My research revolves around the liturgical books of the Dominican Order in the Middle Ages. I began work on this topic during my PhD at the University of Cambridge, in which I studied a group of related Dominican chant books, all made in Paris in the middle of the thirteenth century. Paris had a thriving book trade at this point, with several professional scribes, artists and booksellers operating in the city.
I wanted to better understand how music scribes were part of this scene by examining who was copying musical notation, how this was organised, and the relationship between text and music scribes.
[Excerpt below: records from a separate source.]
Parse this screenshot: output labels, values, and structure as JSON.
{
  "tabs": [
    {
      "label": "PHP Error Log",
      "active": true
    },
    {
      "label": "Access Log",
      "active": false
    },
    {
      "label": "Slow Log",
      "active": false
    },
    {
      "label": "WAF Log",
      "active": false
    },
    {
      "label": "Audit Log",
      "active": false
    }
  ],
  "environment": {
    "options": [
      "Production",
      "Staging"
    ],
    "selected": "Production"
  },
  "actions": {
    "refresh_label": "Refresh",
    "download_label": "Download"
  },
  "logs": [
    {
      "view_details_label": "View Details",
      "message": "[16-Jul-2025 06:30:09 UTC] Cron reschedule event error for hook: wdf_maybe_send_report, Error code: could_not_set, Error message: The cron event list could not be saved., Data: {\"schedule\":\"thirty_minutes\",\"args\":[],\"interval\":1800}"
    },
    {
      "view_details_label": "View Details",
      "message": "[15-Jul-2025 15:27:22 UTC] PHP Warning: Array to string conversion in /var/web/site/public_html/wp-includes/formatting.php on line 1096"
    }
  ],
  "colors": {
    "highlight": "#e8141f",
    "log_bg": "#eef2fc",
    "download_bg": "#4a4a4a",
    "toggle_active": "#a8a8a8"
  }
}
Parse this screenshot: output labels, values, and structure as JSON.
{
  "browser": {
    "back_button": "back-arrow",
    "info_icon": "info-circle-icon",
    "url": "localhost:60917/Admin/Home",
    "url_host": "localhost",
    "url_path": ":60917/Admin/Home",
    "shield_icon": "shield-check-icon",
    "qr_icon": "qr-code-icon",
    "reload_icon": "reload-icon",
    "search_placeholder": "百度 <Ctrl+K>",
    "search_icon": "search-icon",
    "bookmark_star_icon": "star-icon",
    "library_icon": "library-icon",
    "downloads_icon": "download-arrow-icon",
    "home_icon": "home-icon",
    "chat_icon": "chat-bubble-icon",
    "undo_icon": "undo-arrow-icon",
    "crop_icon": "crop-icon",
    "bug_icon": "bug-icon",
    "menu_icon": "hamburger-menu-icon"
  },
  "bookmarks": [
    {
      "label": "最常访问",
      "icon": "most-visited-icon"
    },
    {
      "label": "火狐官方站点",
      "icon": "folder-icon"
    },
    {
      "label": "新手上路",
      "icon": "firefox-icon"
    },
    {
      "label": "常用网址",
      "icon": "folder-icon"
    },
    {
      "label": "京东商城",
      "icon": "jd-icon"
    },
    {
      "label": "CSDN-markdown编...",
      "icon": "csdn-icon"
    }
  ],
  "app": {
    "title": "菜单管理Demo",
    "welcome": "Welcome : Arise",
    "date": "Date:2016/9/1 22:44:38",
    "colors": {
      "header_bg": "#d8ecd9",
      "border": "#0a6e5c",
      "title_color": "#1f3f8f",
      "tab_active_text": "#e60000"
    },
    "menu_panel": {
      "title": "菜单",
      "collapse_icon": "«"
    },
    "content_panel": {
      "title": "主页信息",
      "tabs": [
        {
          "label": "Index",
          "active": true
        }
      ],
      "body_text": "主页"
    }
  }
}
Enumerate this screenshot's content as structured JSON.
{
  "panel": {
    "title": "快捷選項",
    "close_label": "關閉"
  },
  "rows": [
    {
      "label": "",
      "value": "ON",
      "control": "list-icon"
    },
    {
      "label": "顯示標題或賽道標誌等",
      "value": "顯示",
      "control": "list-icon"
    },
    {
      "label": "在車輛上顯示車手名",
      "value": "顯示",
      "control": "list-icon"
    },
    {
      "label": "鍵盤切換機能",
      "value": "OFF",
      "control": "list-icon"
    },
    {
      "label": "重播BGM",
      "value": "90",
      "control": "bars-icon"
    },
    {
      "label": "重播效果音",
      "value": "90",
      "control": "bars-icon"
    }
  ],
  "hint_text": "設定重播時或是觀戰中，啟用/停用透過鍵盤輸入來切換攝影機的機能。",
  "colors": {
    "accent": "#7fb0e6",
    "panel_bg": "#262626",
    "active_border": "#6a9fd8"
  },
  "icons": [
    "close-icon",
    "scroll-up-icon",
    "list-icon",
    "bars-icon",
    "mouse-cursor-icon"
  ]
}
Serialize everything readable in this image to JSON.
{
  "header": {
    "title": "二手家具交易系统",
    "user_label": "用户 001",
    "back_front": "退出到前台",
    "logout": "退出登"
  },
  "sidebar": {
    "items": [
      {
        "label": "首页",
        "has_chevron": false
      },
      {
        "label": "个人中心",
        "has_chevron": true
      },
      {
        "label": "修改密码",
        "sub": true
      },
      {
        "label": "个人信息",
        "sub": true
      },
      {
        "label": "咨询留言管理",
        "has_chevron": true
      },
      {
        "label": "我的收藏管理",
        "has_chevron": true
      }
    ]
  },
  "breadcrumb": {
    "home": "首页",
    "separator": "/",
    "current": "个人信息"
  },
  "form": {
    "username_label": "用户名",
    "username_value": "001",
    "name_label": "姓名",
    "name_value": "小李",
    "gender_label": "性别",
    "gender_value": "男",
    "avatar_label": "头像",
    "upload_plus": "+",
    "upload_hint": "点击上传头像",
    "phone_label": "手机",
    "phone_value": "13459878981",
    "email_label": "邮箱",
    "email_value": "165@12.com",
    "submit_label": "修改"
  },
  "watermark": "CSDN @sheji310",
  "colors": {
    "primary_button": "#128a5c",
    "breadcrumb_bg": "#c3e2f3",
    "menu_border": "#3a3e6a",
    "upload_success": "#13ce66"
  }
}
In order to explore these questions, I focussed on a group of closely related liturgical manuscripts made for the Dominicans in Paris. I found that there was a distinct group of professional music notators employed to copy music for the Dominicans, and that these notators worked in tandem with, but were not the same people as, those who copied the text.
Having studied the production of Dominican chant books, I was keen to understand more about their contents. The Dominican Order was founded at the start of the thirteenth century, and they revised their liturgical practices in the mid thirteenth century. Since my PhD, I have been exploring where the early Dominicans took their liturgical practices from, how they shaped what they took so as to make it their own, and what this revision can indicate about the values and priorities of the early Dominican Order.
I am currently putting together a monograph which combines my doctoral work on the production of Dominican chant books, with my more recent research into the nature of the Dominican chant and liturgy: watch this space!
I joined the University of Limerick in 2016, and I was delighted to arrive at roughly the same time as the Bolton Library, an early modern Episcopal library, which among its 12,000 volumes includes a number of liturgical books: an excellent resource for both research and teaching. I have become an active member of the Centre for Early Modern Studies in Limerick. I am also on the Councils of the Plainsong and Medieval Music Society, the Society for Musicology in Ireland, and the Henry Bradshaw Society.
I can be seen sharing my excitement for working with medieval sources in my recent UL Talk.
My recent publications include:
- Eleanor Giraud ‘Chant’, SAGE International Encyclopedia of Music and Culture, ed. Janet Sturman (SAGE, 2019) https://ulir.ul.ie/handle/10344/6162
- Eleanor Giraud, ‘Totum officium bene correctum habeatur in domo: Uniformity in the Dominican Liturgy’, Making and Breaking the Rules: Discussions, Implementation and Consequences of Dominican Legislation, ed. Cornelia Linde (Oxford: Oxford University Press, 2018), 153-172.
- Eleanor Giraud, ‘Melodic Lection Marks in Latin Manuscripts for Mass’, Scriptorium 71/1 (2017), 3-37.
- Eleanor Giraud, ‘The Dominican Scriptorium at St-Jacques, and its production of liturgical exemplars’, in Andreas Nievergelt et al. (eds.), Scriptorium: Wesen, Funktion, Eigenheiten (Munich: Bayerische Akademie der Wissenschaften, 2015), 247-258. https://ulir.ul.ie/handle/10344/5305
- Follow Eleanor on Twitter @EleanorGiraud
- Dr Eleanor Giraud’s research profile
- Read a student’s perspective on the MA in Ritual Chant and Song